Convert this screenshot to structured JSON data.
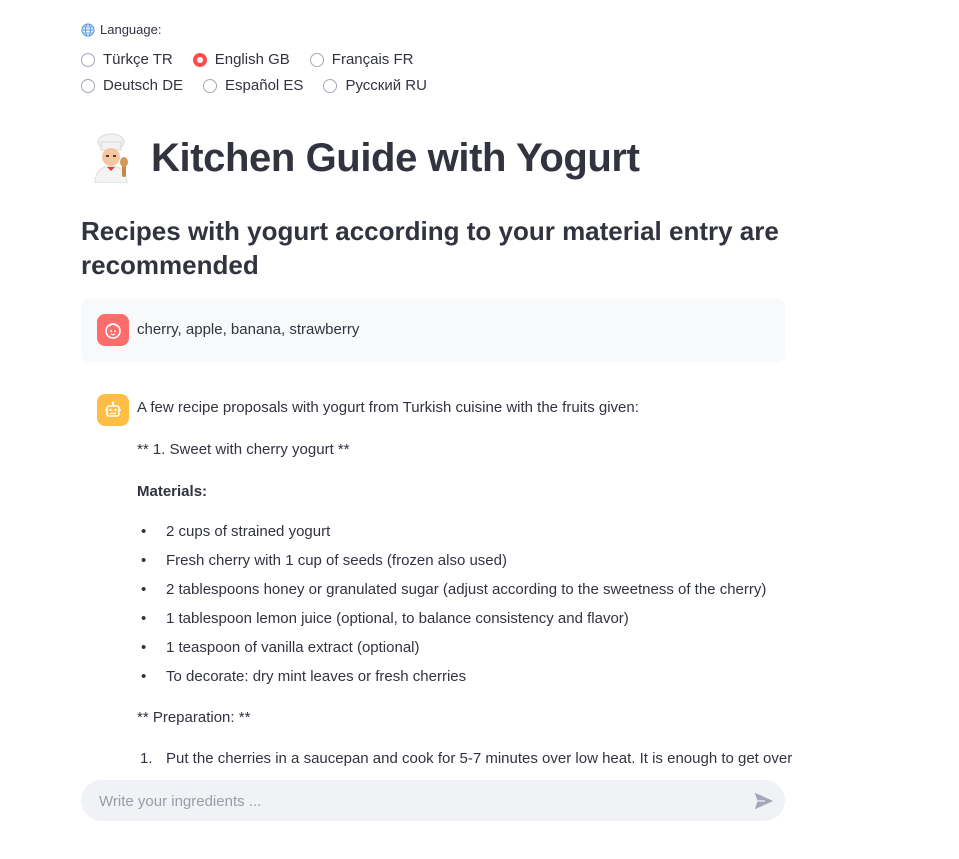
{
  "language": {
    "label": "Language:",
    "options": [
      {
        "label": "Türkçe TR",
        "selected": false
      },
      {
        "label": "English GB",
        "selected": true
      },
      {
        "label": "Français FR",
        "selected": false
      },
      {
        "label": "Deutsch DE",
        "selected": false
      },
      {
        "label": "Español ES",
        "selected": false
      },
      {
        "label": "Русский RU",
        "selected": false
      }
    ]
  },
  "page": {
    "title": "Kitchen Guide with Yogurt",
    "subtitle": "Recipes with yogurt according to your material entry are recommended"
  },
  "chat": {
    "user_message": "cherry, apple, banana, strawberry",
    "assistant": {
      "intro": "A few recipe proposals with yogurt from Turkish cuisine with the fruits given:",
      "recipe_heading": "** 1. Sweet with cherry yogurt **",
      "materials_heading": "Materials:",
      "materials": [
        "2 cups of strained yogurt",
        "Fresh cherry with 1 cup of seeds (frozen also used)",
        "2 tablespoons honey or granulated sugar (adjust according to the sweetness of the cherry)",
        "1 tablespoon lemon juice (optional, to balance consistency and flavor)",
        "1 teaspoon of vanilla extract (optional)",
        "To decorate: dry mint leaves or fresh cherries"
      ],
      "preparation_heading": "** Preparation: **",
      "steps": [
        {
          "num": "1.",
          "text": "Put the cherries in a saucepan and cook for 5-7 minutes over low heat. It is enough to get over"
        }
      ]
    }
  },
  "input": {
    "placeholder": "Write your ingredients ..."
  },
  "colors": {
    "accent": "#ff4b4b",
    "user_avatar": "#ff6c6c",
    "bot_avatar": "#ffbd45"
  }
}
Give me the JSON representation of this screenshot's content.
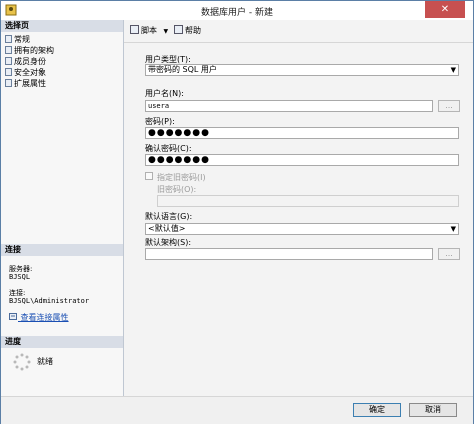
{
  "window": {
    "title": "数据库用户 - 新建",
    "close_glyph": "✕"
  },
  "sidebar": {
    "pages_header": "选择页",
    "pages": [
      "常规",
      "拥有的架构",
      "成员身份",
      "安全对象",
      "扩展属性"
    ],
    "connection_header": "连接",
    "server_label": "服务器:",
    "server_value": "BJSQL",
    "connection_label": "连接:",
    "connection_value": "BJSQL\\Administrator",
    "view_connection_link": "查看连接属性",
    "progress_header": "进度",
    "progress_status": "就绪"
  },
  "toolbar": {
    "script_label": "脚本",
    "help_label": "帮助"
  },
  "form": {
    "user_type_label": "用户类型(T):",
    "user_type_value": "带密码的 SQL 用户",
    "username_label": "用户名(N):",
    "username_value": "usera",
    "password_label": "密码(P):",
    "password_value": "●●●●●●●",
    "confirm_password_label": "确认密码(C):",
    "confirm_password_value": "●●●●●●●",
    "specify_old_password_label": "指定旧密码(I)",
    "old_password_label": "旧密码(O):",
    "default_language_label": "默认语言(G):",
    "default_language_value": "<默认值>",
    "default_schema_label": "默认架构(S):",
    "default_schema_value": "",
    "browse_label": "..."
  },
  "buttons": {
    "ok": "确定",
    "cancel": "取消"
  },
  "colors": {
    "close": "#c75050",
    "link": "#1a4fb3",
    "section_header": "#d8dde6"
  }
}
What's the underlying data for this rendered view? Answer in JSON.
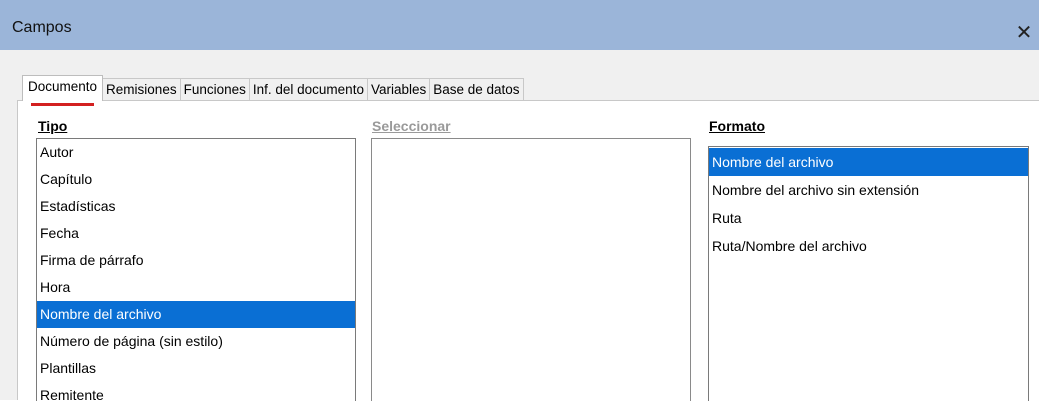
{
  "window": {
    "title": "Campos",
    "close_glyph": "✕"
  },
  "tabs": [
    {
      "label": "Documento",
      "active": true
    },
    {
      "label": "Remisiones",
      "active": false
    },
    {
      "label": "Funciones",
      "active": false
    },
    {
      "label": "Inf. del documento",
      "active": false
    },
    {
      "label": "Variables",
      "active": false
    },
    {
      "label": "Base de datos",
      "active": false
    }
  ],
  "tipo": {
    "label": "Tipo",
    "items": [
      "Autor",
      "Capítulo",
      "Estadísticas",
      "Fecha",
      "Firma de párrafo",
      "Hora",
      "Nombre del archivo",
      "Número de página (sin estilo)",
      "Plantillas",
      "Remitente"
    ],
    "selected": "Nombre del archivo"
  },
  "seleccionar": {
    "label": "Seleccionar",
    "enabled": false,
    "items": []
  },
  "formato": {
    "label": "Formato",
    "items": [
      "Nombre del archivo",
      "Nombre del archivo sin extensión",
      "Ruta",
      "Ruta/Nombre del archivo"
    ],
    "selected": "Nombre del archivo"
  },
  "colors": {
    "titlebar": "#9bb5d9",
    "selection": "#0a6fd4",
    "tab_indicator": "#d32020"
  }
}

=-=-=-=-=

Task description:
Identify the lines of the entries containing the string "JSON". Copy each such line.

Worked solution:
Convert this screenshot to structured JSON data.
Give me the JSON representation of this screenshot's content.
What's the underlying data for this rendered view? Answer in JSON.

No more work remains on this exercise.